JCB’s new pothole fixer recently arrived in the Highlands as part of a nationwide mission to fix Britain’s roads.
The company launched the JCB PotholePro earlier this year – a machine that can repair a pothole in less than eight minutes.
The Highland Council took part in a two-day demonstration of the machine on a patch of potholes in Alness where the machine repaired defects on a 300 square metre area of road.
JCB PotholePro product specialist Paul Swallow said, “It’s been a hugely successful trial in The Highlands and I’m confident that everyone involved got to see just how effective the JCB PotholePro is at fixing potholes permanently and at half the cost of current solutions.
“Potholes are a huge concern for councils all over the country and one of the issues with repairs at the moment is that in most cases they are only short term fixes – and that’s where the JCB PotholePro differs.

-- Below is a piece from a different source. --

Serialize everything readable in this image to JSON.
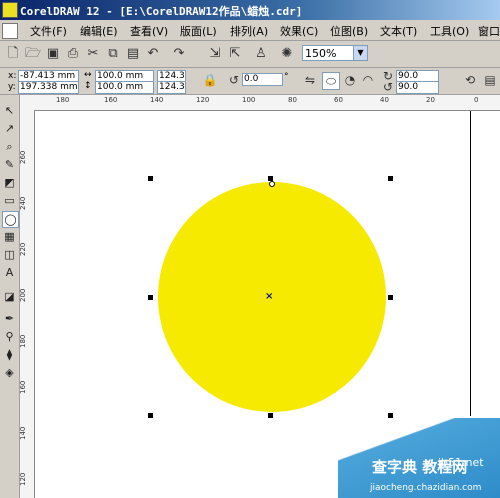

“Just like when you have a filling, the dentist has to carefully remove all the decay so your tooth can be filled properly without recurrence of pain. It’s just the same with a pothole: it needs to be prepared properly before it is filled so the pothole doesn’t open up again within weeks. That’s exactly what the JCB PotholePro does; it cuts, crops and cleans the hole so a permanent repair can be carried out.”
The RAC recently revealed that calls out to damage caused by holes in the road were up 37% since the same point in 2020 despite traffic levels plummeting due to lockdown measures. And figures from the AA reveal more than £11 billion worth of potholes need repairing across the UK.
Tests with local authorities and contractors show the JCB PotholePro can complete a pothole repair in less than eight minutes – equivalent to up to 250 square metres per day and 700 potholes per month. With a 40km/h travel speed, the machine can rapidly relocate between sites without additional transport costs.
The demonstration was arranged through the council and JCB dealer Scot JCB.
The PotholePro allows the contractor or local authority to cut the defect, crop the edges and clean the hole with one machine – said to deliver up to a 50% cut in daily costs. It is equipped with a 600mm-wide planer and integrated dust suppression system, enabling the operator to plane a full carriageway from the kerb, without repositioning. The machine also comes with a sweeper/bucket and hydraulic cropping tool, allowing a uniform hole to be prepared by the operator from the comfort of their cab.
Councils around the country get a request to fix a pothole every 46 seconds, and nationwide more than £8.1 million was paid out in compensation to drivers last year for vehicle damage caused by potholes.